--- Instructions for the task ---
Read through the material below and copy each line in which the word "think" occurs.

--- Records for this task ---
—————

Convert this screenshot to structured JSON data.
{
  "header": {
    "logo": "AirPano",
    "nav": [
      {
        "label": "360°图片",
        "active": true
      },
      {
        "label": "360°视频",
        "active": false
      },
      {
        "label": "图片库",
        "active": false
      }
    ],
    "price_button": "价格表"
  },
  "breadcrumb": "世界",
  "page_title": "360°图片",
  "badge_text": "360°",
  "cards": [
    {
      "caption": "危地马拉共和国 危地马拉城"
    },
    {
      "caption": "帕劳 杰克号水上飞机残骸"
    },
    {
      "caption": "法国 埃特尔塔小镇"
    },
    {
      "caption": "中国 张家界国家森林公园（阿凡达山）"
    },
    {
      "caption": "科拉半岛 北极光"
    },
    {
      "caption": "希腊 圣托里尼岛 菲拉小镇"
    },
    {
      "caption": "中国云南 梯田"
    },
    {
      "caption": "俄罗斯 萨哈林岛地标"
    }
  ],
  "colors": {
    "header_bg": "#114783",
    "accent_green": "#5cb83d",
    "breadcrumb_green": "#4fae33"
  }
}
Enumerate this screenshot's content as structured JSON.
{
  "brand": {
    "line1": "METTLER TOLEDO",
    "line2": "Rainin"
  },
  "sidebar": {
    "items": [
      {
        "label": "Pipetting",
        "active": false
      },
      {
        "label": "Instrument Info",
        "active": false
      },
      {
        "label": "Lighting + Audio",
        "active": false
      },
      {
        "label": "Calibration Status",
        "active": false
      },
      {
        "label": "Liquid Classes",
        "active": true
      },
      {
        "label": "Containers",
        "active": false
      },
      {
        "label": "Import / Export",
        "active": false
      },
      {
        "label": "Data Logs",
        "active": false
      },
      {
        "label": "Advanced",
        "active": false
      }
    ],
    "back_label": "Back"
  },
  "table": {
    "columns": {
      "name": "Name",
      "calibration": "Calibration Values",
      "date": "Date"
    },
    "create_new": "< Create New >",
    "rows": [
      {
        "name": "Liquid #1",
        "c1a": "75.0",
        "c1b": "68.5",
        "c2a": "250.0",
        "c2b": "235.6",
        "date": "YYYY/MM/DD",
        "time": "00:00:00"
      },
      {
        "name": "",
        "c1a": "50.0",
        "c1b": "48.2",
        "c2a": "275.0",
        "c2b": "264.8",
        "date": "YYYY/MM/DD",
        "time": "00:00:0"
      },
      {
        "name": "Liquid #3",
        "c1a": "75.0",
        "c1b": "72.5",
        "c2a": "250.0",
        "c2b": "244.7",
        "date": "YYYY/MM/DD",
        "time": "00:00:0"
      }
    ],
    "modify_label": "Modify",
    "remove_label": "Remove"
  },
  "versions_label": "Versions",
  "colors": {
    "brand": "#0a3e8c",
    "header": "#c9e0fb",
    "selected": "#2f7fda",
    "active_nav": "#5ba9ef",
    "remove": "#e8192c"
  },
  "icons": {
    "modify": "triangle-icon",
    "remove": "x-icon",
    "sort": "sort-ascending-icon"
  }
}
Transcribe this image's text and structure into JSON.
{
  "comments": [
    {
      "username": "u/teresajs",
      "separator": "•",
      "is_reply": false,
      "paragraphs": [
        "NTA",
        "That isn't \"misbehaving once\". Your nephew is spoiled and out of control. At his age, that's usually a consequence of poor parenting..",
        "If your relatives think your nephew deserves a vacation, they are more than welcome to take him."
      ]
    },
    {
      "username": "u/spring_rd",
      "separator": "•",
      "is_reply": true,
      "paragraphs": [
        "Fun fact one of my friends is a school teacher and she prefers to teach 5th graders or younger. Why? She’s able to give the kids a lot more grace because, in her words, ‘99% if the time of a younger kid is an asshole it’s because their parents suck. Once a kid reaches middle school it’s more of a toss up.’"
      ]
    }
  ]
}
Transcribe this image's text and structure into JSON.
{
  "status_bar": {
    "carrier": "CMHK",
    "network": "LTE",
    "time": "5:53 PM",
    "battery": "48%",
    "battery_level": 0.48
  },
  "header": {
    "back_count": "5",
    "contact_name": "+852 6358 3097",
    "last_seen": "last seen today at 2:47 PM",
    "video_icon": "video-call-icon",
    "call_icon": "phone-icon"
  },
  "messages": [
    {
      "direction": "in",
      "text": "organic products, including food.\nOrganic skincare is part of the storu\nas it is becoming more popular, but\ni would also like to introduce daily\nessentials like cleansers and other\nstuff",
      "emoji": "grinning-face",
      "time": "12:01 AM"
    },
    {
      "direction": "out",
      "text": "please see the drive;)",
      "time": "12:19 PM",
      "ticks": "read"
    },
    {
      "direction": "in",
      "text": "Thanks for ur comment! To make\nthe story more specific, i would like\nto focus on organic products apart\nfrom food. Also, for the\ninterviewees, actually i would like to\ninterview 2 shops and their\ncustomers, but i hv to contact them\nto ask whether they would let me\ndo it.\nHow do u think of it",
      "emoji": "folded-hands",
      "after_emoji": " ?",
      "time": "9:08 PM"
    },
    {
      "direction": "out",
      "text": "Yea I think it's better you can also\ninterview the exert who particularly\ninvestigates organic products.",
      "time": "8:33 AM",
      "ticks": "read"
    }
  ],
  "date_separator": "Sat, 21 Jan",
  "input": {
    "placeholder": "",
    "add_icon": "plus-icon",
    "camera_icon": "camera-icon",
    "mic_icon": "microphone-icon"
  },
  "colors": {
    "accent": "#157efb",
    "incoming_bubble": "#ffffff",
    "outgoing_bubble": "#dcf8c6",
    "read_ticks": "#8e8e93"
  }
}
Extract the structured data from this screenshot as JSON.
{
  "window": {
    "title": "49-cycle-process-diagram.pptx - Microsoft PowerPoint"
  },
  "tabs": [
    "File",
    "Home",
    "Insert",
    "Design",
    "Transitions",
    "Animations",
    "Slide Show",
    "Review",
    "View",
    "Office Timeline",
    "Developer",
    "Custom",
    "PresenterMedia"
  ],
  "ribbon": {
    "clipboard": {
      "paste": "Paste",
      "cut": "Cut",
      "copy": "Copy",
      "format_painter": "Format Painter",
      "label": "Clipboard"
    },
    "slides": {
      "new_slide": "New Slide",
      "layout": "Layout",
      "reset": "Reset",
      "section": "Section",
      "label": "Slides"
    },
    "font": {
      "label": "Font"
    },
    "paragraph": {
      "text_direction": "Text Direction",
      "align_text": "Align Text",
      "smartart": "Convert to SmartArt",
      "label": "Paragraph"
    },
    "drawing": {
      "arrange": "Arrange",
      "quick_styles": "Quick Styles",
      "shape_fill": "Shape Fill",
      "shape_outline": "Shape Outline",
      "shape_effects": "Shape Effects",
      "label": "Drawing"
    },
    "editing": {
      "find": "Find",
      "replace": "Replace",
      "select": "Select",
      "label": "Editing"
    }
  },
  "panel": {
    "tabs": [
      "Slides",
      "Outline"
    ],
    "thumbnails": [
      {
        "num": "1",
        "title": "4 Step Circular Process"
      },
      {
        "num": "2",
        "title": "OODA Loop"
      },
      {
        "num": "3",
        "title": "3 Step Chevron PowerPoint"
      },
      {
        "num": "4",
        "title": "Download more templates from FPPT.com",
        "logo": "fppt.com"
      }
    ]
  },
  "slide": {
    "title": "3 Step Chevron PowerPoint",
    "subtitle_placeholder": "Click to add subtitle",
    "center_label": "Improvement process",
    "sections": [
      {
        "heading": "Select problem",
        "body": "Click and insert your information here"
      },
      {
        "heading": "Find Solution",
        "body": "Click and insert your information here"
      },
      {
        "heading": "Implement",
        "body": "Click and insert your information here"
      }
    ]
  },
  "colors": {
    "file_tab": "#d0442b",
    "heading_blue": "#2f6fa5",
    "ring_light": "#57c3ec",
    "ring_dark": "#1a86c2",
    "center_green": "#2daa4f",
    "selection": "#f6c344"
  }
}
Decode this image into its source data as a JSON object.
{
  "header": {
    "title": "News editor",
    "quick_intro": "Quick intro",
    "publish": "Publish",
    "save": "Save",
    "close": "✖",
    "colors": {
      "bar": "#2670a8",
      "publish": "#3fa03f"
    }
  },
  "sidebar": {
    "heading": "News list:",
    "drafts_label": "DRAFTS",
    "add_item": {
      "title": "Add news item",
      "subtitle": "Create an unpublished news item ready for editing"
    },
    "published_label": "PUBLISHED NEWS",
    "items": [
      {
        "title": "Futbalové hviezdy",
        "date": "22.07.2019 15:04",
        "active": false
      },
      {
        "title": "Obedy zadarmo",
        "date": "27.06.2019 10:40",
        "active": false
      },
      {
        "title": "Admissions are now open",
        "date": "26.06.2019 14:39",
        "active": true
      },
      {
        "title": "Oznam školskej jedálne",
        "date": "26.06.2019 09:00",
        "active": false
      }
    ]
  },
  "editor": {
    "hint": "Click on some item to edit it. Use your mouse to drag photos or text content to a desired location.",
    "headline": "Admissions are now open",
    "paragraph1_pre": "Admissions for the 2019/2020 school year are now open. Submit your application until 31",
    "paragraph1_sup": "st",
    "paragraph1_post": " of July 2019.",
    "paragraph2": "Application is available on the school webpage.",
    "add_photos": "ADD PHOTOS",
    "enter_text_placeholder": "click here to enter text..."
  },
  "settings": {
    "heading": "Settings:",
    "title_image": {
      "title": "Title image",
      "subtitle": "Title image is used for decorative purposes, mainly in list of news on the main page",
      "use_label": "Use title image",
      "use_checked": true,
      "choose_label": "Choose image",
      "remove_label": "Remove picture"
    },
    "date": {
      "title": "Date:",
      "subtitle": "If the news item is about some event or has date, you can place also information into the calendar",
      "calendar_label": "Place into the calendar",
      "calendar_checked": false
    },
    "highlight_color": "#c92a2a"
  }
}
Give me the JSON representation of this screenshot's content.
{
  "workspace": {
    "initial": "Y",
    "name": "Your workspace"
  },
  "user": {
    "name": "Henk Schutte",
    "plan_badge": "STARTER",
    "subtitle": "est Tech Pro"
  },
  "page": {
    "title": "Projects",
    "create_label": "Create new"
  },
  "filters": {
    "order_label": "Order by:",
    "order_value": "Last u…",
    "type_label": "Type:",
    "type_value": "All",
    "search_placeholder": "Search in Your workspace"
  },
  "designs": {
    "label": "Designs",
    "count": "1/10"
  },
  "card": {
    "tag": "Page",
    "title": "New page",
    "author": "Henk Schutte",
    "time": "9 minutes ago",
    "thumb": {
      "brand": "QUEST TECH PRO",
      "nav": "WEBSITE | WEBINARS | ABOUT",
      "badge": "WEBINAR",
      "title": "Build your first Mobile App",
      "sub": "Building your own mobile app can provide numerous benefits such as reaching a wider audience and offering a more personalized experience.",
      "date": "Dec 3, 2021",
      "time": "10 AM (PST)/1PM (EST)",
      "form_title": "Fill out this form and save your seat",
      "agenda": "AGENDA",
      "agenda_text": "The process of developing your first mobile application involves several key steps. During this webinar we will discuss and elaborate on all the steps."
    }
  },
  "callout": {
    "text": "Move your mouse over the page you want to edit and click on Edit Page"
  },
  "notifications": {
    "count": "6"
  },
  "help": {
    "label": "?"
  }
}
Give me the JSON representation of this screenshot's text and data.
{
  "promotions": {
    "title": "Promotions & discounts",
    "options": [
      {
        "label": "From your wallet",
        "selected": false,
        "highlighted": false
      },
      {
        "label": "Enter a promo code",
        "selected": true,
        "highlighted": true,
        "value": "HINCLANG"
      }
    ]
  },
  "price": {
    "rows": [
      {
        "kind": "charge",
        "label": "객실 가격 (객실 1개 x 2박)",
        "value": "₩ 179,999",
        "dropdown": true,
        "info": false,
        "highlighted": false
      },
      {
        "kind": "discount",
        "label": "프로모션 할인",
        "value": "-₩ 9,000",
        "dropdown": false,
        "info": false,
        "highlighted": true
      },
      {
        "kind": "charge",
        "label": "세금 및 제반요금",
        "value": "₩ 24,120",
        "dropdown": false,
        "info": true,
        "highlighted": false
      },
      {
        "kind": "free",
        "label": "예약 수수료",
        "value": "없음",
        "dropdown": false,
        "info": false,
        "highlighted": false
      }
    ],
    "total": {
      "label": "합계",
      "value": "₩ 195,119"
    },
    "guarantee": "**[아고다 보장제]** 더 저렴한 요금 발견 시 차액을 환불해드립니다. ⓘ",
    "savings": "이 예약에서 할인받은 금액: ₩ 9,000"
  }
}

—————

--- Task result ---
        "If your relatives think your nephew deserves a vacation, they are more than welcome to take him."
      "text": "Thanks for ur comment! To make\nthe story more specific, i would like\nto focus on organic products apart\nfrom food. Also, for the\ninterviewees, actually i would like to\ninterview 2 shops and their\ncustomers, but i hv to contact them\nto ask whether they would let me\ndo it.\nHow do u think of it",
      "text": "Yea I think it's better you can also\ninterview the exert who particularly\ninvestigates organic products.",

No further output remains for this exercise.